Another shipmate was a black boxer from New York, who said he was going to his home-land, Africa. When we arrived in Casablanca he was at the rail as we pulled in, gesticulating wildly, greeting his brothers – none of whom, to his surprise, were black. They looked quizzically at him as he waved.
And another was a young woman who as I recall had gone to one of the fancy women’s schools in New England and saw herself as a rebellious free spirit. She left the ship in Casablanca, and returned to tell tales of her adventures. In one case she’d met someone with a Harley, and driving such a beast the first time, she’d come to a corner and plowed straight ahead into a field, and luckily was not hurt when it tipped over. As well she told of the weird toilet in the hotel where she was staying, that wasn’t like American ones. She’d taken a crap and tried to poke the mess down the drain.

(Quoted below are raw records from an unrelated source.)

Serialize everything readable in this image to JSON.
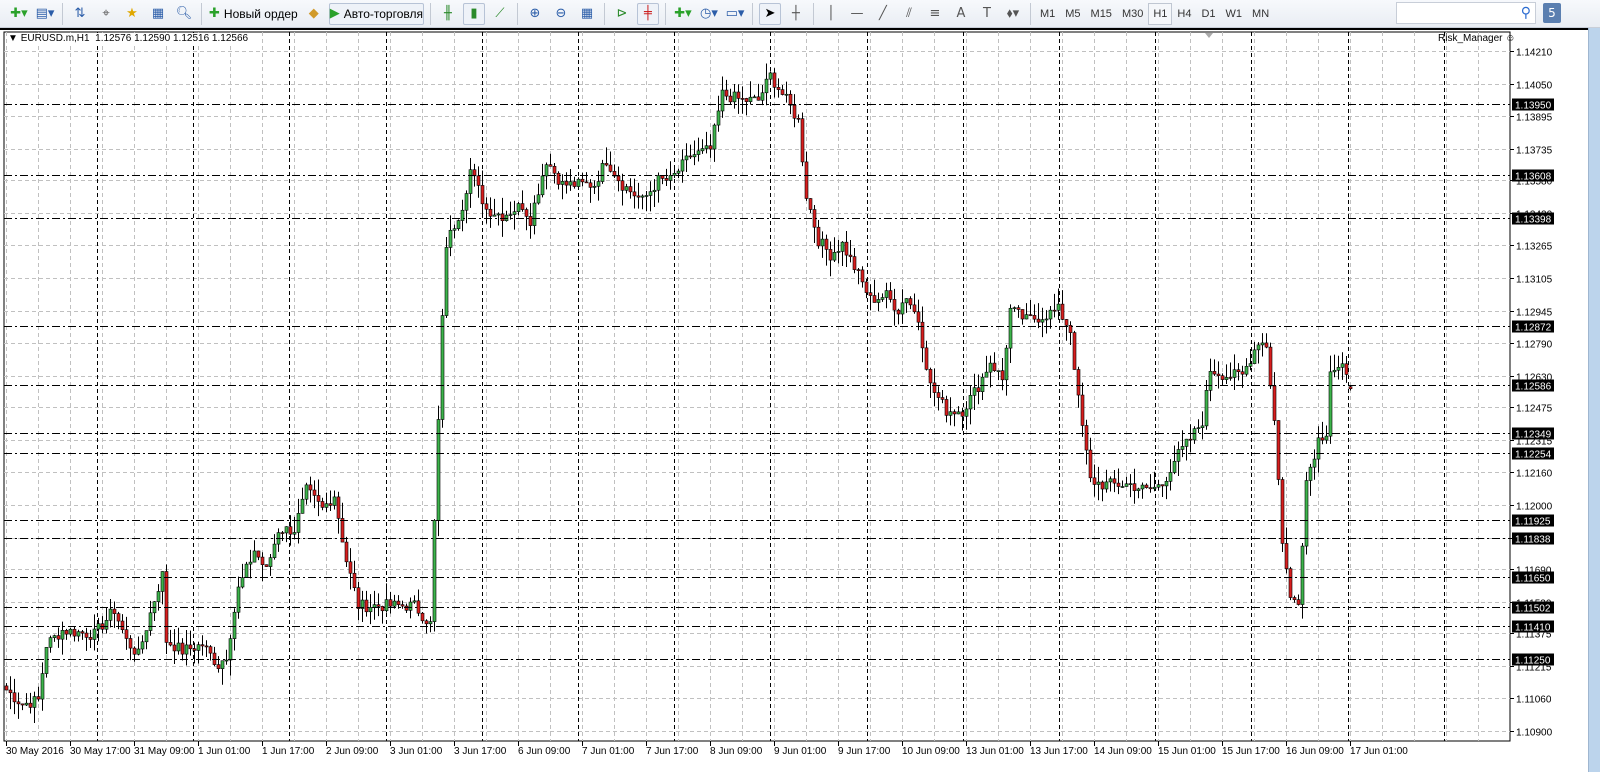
{
  "toolbar": {
    "new_order_label": "Новый ордер",
    "autotrading_label": "Авто-торговля",
    "icons": [
      "new-chart-icon",
      "profiles-icon",
      "market-watch-icon",
      "navigator-crosshair-icon",
      "favorites-icon",
      "terminal-icon",
      "strategy-tester-icon",
      "new-order-icon",
      "metaeditor-icon",
      "autotrading-icon",
      "bar-chart-icon",
      "candlestick-icon",
      "line-chart-icon",
      "zoom-in-icon",
      "zoom-out-icon",
      "tile-windows-icon",
      "chart-shift-icon",
      "autoscroll-icon",
      "indicators-icon",
      "periods-icon",
      "templates-icon",
      "cursor-icon",
      "crosshair-icon",
      "vertical-line-icon",
      "horizontal-line-icon",
      "trendline-icon",
      "equidistant-channel-icon",
      "fibonacci-icon",
      "text-icon",
      "text-label-icon",
      "arrows-icon"
    ],
    "timeframes": [
      "M1",
      "M5",
      "M15",
      "M30",
      "H1",
      "H4",
      "D1",
      "W1",
      "MN"
    ],
    "active_timeframe": "H1",
    "notification_count": "5"
  },
  "chart": {
    "symbol_line": "EURUSD.m,H1  1.12576 1.12590 1.12516 1.12566",
    "expert_label": "Risk_Manager",
    "colors": {
      "bull": "#3cb44b",
      "bear": "#d81e1e",
      "grid": "#c0c0c0",
      "level": "#000000"
    }
  },
  "chart_data": {
    "type": "candlestick",
    "symbol": "EURUSD.m",
    "timeframe": "H1",
    "ylim": [
      1.109,
      1.1421
    ],
    "y_ticks": [
      "1.14210",
      "1.14050",
      "1.13895",
      "1.13735",
      "1.13580",
      "1.13420",
      "1.13265",
      "1.13105",
      "1.12945",
      "1.12790",
      "1.12630",
      "1.12475",
      "1.12315",
      "1.12160",
      "1.12000",
      "1.11840",
      "1.11690",
      "1.11530",
      "1.11375",
      "1.11215",
      "1.11060",
      "1.10900"
    ],
    "levels": [
      "1.13950",
      "1.13608",
      "1.13398",
      "1.12872",
      "1.12586",
      "1.12349",
      "1.12254",
      "1.11925",
      "1.11838",
      "1.11650",
      "1.11502",
      "1.11410",
      "1.11250"
    ],
    "x_labels": [
      "30 May 2016",
      "30 May 17:00",
      "31 May 09:00",
      "1 Jun 01:00",
      "1 Jun 17:00",
      "2 Jun 09:00",
      "3 Jun 01:00",
      "3 Jun 17:00",
      "6 Jun 09:00",
      "7 Jun 01:00",
      "7 Jun 17:00",
      "8 Jun 09:00",
      "9 Jun 01:00",
      "9 Jun 17:00",
      "10 Jun 09:00",
      "13 Jun 01:00",
      "13 Jun 17:00",
      "14 Jun 09:00",
      "15 Jun 01:00",
      "15 Jun 17:00",
      "16 Jun 09:00",
      "17 Jun 01:00"
    ],
    "last_ohlc": {
      "open": 1.12576,
      "high": 1.1259,
      "low": 1.12516,
      "close": 1.12566
    },
    "close_path": [
      [
        0,
        1.111
      ],
      [
        4,
        1.1103
      ],
      [
        8,
        1.1105
      ],
      [
        10,
        1.1132
      ],
      [
        14,
        1.1139
      ],
      [
        22,
        1.1137
      ],
      [
        27,
        1.1149
      ],
      [
        30,
        1.1134
      ],
      [
        33,
        1.1127
      ],
      [
        37,
        1.1154
      ],
      [
        39,
        1.1166
      ],
      [
        40,
        1.1134
      ],
      [
        44,
        1.1129
      ],
      [
        49,
        1.1132
      ],
      [
        53,
        1.1122
      ],
      [
        55,
        1.1127
      ],
      [
        58,
        1.1159
      ],
      [
        62,
        1.1178
      ],
      [
        65,
        1.1168
      ],
      [
        68,
        1.1188
      ],
      [
        72,
        1.1188
      ],
      [
        75,
        1.1207
      ],
      [
        79,
        1.1198
      ],
      [
        82,
        1.1205
      ],
      [
        85,
        1.1173
      ],
      [
        88,
        1.1151
      ],
      [
        93,
        1.1151
      ],
      [
        98,
        1.1151
      ],
      [
        102,
        1.1151
      ],
      [
        106,
        1.1142
      ],
      [
        109,
        1.129
      ],
      [
        110,
        1.1327
      ],
      [
        114,
        1.1346
      ],
      [
        116,
        1.1363
      ],
      [
        120,
        1.1344
      ],
      [
        124,
        1.1341
      ],
      [
        129,
        1.1346
      ],
      [
        131,
        1.1339
      ],
      [
        135,
        1.1368
      ],
      [
        139,
        1.1356
      ],
      [
        143,
        1.1356
      ],
      [
        147,
        1.1356
      ],
      [
        150,
        1.1368
      ],
      [
        154,
        1.1356
      ],
      [
        159,
        1.1348
      ],
      [
        163,
        1.1358
      ],
      [
        166,
        1.1358
      ],
      [
        171,
        1.137
      ],
      [
        176,
        1.1373
      ],
      [
        179,
        1.14
      ],
      [
        184,
        1.1397
      ],
      [
        188,
        1.1397
      ],
      [
        191,
        1.1409
      ],
      [
        195,
        1.1397
      ],
      [
        198,
        1.1387
      ],
      [
        200,
        1.1351
      ],
      [
        203,
        1.1329
      ],
      [
        206,
        1.1322
      ],
      [
        209,
        1.1327
      ],
      [
        213,
        1.1312
      ],
      [
        216,
        1.13
      ],
      [
        220,
        1.1302
      ],
      [
        223,
        1.1295
      ],
      [
        225,
        1.1302
      ],
      [
        228,
        1.129
      ],
      [
        231,
        1.1258
      ],
      [
        235,
        1.1246
      ],
      [
        239,
        1.1246
      ],
      [
        243,
        1.1258
      ],
      [
        246,
        1.127
      ],
      [
        249,
        1.1261
      ],
      [
        251,
        1.1295
      ],
      [
        255,
        1.129
      ],
      [
        259,
        1.1292
      ],
      [
        263,
        1.1295
      ],
      [
        266,
        1.1285
      ],
      [
        268,
        1.1251
      ],
      [
        271,
        1.1212
      ],
      [
        274,
        1.121
      ],
      [
        278,
        1.121
      ],
      [
        281,
        1.121
      ],
      [
        285,
        1.1207
      ],
      [
        289,
        1.121
      ],
      [
        292,
        1.1222
      ],
      [
        296,
        1.1232
      ],
      [
        299,
        1.1241
      ],
      [
        301,
        1.1266
      ],
      [
        305,
        1.1263
      ],
      [
        309,
        1.1263
      ],
      [
        313,
        1.128
      ],
      [
        315,
        1.1278
      ],
      [
        317,
        1.1241
      ],
      [
        319,
        1.1183
      ],
      [
        321,
        1.1154
      ],
      [
        323,
        1.1154
      ],
      [
        325,
        1.1212
      ],
      [
        328,
        1.1232
      ],
      [
        330,
        1.1236
      ],
      [
        331,
        1.1266
      ],
      [
        334,
        1.1266
      ],
      [
        336,
        1.12566
      ]
    ]
  }
}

Of the bidet. Our young rebel had a few things to learn!
Having arrived on New Year’s, the ship was stalled a handful of days in harbor, thanks to the non-working stevedores, who listlessly hung on the pier smoking hashish. It gave time to wander the city though I recall almost nothing of it, except that the French colonial air still lingered, and the city was white and less seemingly entrancing than the film of its name suggested. I suspect my poverty kept things well out of view for me. Not a casino guy, then or now.

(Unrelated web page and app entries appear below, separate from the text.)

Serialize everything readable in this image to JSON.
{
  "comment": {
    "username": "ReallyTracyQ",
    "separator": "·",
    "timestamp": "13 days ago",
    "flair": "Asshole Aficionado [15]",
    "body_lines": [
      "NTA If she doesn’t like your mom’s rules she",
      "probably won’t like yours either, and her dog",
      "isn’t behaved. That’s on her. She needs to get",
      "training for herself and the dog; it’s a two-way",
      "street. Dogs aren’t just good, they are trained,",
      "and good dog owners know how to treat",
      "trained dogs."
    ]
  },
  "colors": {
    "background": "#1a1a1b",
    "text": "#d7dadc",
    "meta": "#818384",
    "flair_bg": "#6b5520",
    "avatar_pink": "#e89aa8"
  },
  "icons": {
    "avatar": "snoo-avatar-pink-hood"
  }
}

A few days after New Years, 1963, we set sail again for our destination, Genoa. After nearly 3 weeks on the ship those left were antsy, and some days later, arriving at the shore of Italy, eager to disembark. Except as happened, as was the nature of freighter travel then, there was no open pier for the ship, and we lingered off shore for two, then three, and then four days, the lights of the city beckoning, and the passengers getting ever more cabin crazed until finally a rebellion prompted the sending of a little packet ship to haul us to shore.
A final oblique lesson awaited me as we disembarked. Concerned about my precious new Bolex, rather than tucking it into my footlocker, I decided to carry it myself, wrapped in clothes in my backpack. Descending the gangplank stairway, the sea swell had the packet boat below rising and falling 5 or 6 feet, and one watched as it came up, a passenger stepped on board as it crested, and then went down. When my turn came I mis-timed my step, being perhaps less than a half-second late, and found myself plunging down, airborne. As the little boat hit the bottom of its wave and began its journey back upward I was still heading downward. The reward was a good sharp whack to my legs and a stumble. Crew hands were on me, and pulled me inward to the boat. I flashed in a nano-second a different scenario, of landing in the frigid water and following the laws of physics down, taken swiftly by the weight of my back pack. A little personal brush with perhaps-death, from which I learned to accede to not always, as is my inclination, doing things DIY.
Landed on Italian terra firma, the passengers dispersed, and I recall only a warren of narrow dark alleys and small streets, the bustle of humans and the sense of those “helping” being likely to relieve you of whatever possessions you had. Benvenuto a Genoa.